With the current divisions within American society, time will tell if Steve Powell’s book will be received as insightful historical fiction or an action novel fuelled by political vexation and bloodlust.

Although the thriller genre often engages with international politics – lending to the existence of an entire ‘political thriller’ genre that includes authors such as Robert Harris  – Term Limits is much more political than that. You might even say it’s an expression of many Americans’ present distrust of their own political system.

Importantly however, the book is still as much of a page-turner as any good thriller and does not require a knowledge of American politics to be fully enjoyed.

Read more about Term Limits and Steve’s other books here:

Follow me to keep in-the-know about my publishing internship and other reading habits.

Stay Updated.

Follow Oli on Twitter:

Emily Wilson’s Odyssey

Odyssey book art

The first translation of the Odyssey by a woman has several tricks up its sleeve.

Homer’s Odyssey is perhaps the best known poem ever written. Even today, Classicists learn ancient Greek in order to read the poem in its original language, although at least 70 English translations have been created since Chapman’s Whole Works of Homer was released in 1616. With each translation, The Odyssey becomes more accessible to the general reader, while the potential for future translators is barely diminished.

The latest translation, by Professor Emily Wilson of the University of Pennsylvania, has a few tricks up its sleeve. Wilson points out that one line of ancient Greek could be translated several different ways into English, but Homer’s poem is more epic than that. Many translators have neglected even to keep the poetical structure, and used prose instead. Others have used blank verse, which maintains the appearance of poetry, but loses the rhythm. Rhythm is important because scholars almost universally agree Homer never wrote The Odyssey – it was a performance.

Wilson’s solution has been a mammoth task: to translate The Odyssey into iambic pentameter. If you have ever studied English Literature, you will be familiar with iambic pentameter: it is the hallmark of poets such as Chaucer, Shakespeare, Edmund Spenser and John Milton. Triumphing over the idea that only prose is accessible, Wilson has succeeded in both retaining complex structure and rhythm, and making the poem accessible to English readers. In my opinion, this Odyssey feels much more natural, more harmonious.

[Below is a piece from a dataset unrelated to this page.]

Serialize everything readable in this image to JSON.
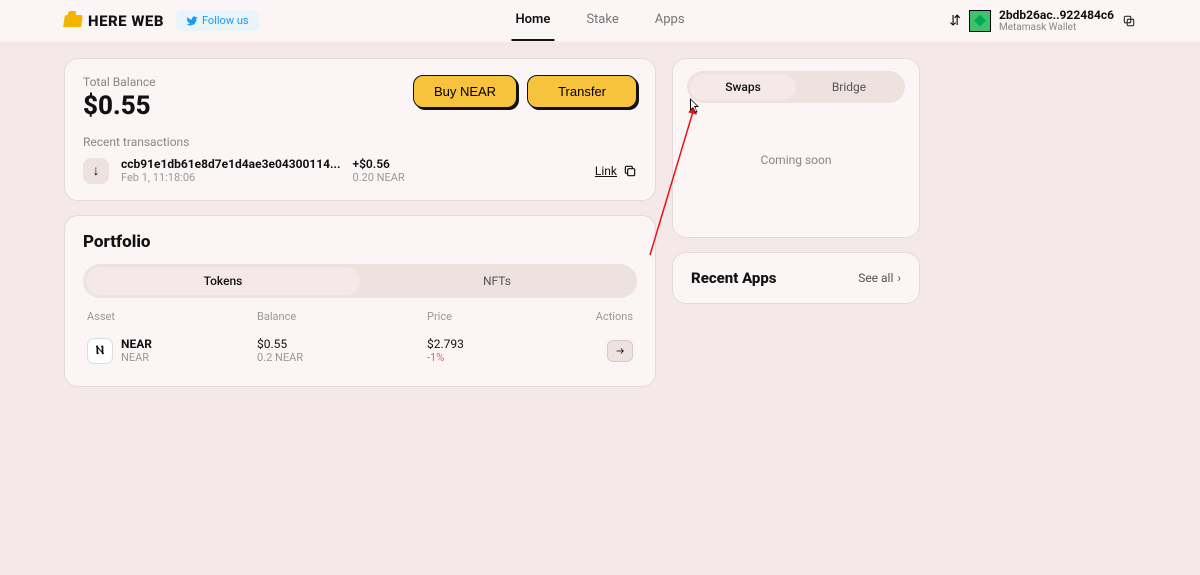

One of Wilson’s focuses has been on highlighting the role of gender in The Odyssey. This is a topic that has interested Classicists at least since 1897, when Samuel Butler (another translator) revealed he was certain the author of The Odyssey was a woman. He believed this because of the deep exploration of female characters such as Penelope and Nausicaa, as well as the important role of household scenes. This was controversial, and Emily Wilson disagrees – to her, the characters and scenes Butler uses to justify his argument actually point to an attempt by ancient men to defend the misogynist status quo of their society.

Towards this effort, Wilson’s translation refuses to use the misogynist insults which appear in more archaic editions, and portrays Odysseus and his son Telemachus in much more complex ways than the stereotypically masculine profiles that can often be inferred. I find that this adds a touch of believability to the characters – it used to be difficult to picture Odysseus as the perfect example of virility even while he was being held captive by Calypso, wallowing in self-pity and fretting after his wife at the very beginning. The first line says it all: Odysseus is a ‘complicated’ man.

What Others Say

“The first English translation of ‘The Odyssey’ by a woman was worth the wait”

– Madeline Miller, The Washington Post

“Wilson’s translation … is not a feminist version of the Odyssey. It … lays bare the morals of its time and place, and invites us to consider how different they are from our own, and how similar.”

– Anna North,

“This is a translation that will be studied for centuries.”

– Edith Hall

Thanks for reading!

:: I had the pleasure of meeting Emily Wilson when she gave a talk at King’s College London on 21st November 2017 ::

Stay Updated.

Follow Oli on Twitter: